KS: I’ve haven't seen it; they asked me to be in it, but I couldn’t be there. But I know Beau [Willimon] did it.
Capone: Molly Parker was there for the actors, but it was mostly writers.
KS: I hope you got a sense of how fucking brilliant Beau Willimon is. He’s extraordinary to work with.
Capone: I know there was a point a few years back, I think it was right before you agreed to work at the Old Vic, that you said, “I’m going to give movies a little time off here.”
KS: That was the reason. I made a decision in the year 2000. There’s a lot of myth about that. No one offered me the Old Vic role. I had been asked to go on a committee to help them find an artistic director, and a year and a half later, it suddenly dawned on me that it was a job I wanted. So it’s as close to Dick Cheney as I’ll ever get [laughs]. And I made the decision to leave the United States in 2003 and to begin the theater company, and that is the reason
It’s not that I walked away from making films. It's that I walked into a commitment for 10 years, and part of that commitment was I vowed to myself that no matter what kind of movie I was offered, under what circumstance or what director, I would never leave the Old Vic for more than eight weeks. And I held that vow for nine seasons, and it was only in the ninth season that I accepted "House of Cards" and went to Baltimore to shoot for six months out of the year. I mean, I wasn't gone the whole time. I was back for important dates and opening nights and things like that. But essentially, it was the first job I took that took me away for more than eight weeks. But we were ready by that point. We had done lots of productions, the staff knew what they were doing, it was a well-oiled machine at that point, so I felt I could take that time.

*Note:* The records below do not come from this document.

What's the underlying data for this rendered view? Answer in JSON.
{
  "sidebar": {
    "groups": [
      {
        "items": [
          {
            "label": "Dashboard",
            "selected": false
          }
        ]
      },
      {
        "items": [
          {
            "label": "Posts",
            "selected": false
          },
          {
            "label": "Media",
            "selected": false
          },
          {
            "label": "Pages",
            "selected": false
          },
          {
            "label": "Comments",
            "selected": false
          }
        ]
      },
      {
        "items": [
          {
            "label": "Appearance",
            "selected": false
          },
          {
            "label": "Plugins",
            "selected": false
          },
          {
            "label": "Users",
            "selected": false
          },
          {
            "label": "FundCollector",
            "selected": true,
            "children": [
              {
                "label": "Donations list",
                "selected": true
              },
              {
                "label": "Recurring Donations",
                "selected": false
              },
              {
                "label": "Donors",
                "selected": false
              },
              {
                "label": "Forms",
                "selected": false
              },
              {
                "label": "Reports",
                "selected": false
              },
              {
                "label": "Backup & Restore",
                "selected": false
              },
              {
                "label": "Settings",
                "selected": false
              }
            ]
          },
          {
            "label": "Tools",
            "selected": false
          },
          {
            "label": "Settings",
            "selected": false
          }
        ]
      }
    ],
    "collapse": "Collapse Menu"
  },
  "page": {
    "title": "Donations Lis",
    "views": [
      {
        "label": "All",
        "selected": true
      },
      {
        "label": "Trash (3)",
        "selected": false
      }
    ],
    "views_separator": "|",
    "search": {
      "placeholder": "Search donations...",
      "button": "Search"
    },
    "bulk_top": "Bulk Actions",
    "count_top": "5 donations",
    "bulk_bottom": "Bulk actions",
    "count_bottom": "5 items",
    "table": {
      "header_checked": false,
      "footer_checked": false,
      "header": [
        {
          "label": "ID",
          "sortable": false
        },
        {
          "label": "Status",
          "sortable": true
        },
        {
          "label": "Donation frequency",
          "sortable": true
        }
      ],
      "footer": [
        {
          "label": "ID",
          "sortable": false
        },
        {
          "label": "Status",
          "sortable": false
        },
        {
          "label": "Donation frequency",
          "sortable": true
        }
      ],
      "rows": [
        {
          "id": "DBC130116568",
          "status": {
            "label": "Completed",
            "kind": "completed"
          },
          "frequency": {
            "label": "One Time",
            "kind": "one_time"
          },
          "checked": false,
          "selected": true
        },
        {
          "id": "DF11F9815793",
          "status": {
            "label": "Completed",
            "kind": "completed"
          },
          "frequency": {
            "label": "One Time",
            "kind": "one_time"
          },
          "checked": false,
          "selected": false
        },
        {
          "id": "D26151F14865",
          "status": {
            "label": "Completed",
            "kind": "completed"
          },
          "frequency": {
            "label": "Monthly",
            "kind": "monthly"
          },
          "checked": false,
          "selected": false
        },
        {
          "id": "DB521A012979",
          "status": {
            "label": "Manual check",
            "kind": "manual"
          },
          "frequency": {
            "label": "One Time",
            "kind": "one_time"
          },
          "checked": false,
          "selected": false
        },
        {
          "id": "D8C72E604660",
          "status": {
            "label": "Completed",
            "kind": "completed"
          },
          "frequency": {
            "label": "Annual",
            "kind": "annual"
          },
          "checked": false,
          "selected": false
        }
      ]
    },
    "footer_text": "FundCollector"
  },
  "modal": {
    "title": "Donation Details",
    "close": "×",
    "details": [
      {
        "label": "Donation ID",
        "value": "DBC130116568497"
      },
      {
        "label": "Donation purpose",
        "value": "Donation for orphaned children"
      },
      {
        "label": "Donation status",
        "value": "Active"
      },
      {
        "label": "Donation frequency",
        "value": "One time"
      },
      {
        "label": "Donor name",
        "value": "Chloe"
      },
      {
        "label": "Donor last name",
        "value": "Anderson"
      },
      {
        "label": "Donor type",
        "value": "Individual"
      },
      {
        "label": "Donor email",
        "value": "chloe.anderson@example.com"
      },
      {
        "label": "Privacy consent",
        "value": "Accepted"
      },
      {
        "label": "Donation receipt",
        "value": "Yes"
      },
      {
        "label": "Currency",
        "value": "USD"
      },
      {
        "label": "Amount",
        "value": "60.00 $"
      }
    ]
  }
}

Capone: So the eight-week time limit, that explains some of the smaller supporting of late. HORRIBLE BOSSES, for example.
KS: I went three weeks on that. MARGIN CALL was 17 days. RECOUNT was eight weeks. SUPERMAN was eight weeks. Those are the two, eight-week ones I did the entire 10 years I’ve been at the Old Vic. Everything else has been a few days, a couple of weeks, five weeks I think on CASINO JACK. So that’s why I chose the films I chose, because my commitment to the Old Vic was first. So it means I turned down a lot in the 10 years.
Capone: Are you at a point now where you’re going to start reconsidering this with the 10 years almost being done?
KS: I leave the Old Vic in August of 2015, hand it over to somebody else, and then I’m a free man to do anything I want.
Capone: Any thoughts on that freedom, beyond continuing with "House of Cards"?
KS: I’ll be happy to not run a building anymore, and as long as "House of Cards" is going, that is asking a tremendous amount of my attention, and frankly that’s enough. For the moment, that’s enough.
Capone: Kevin, thank you so much. It was really great to meet you.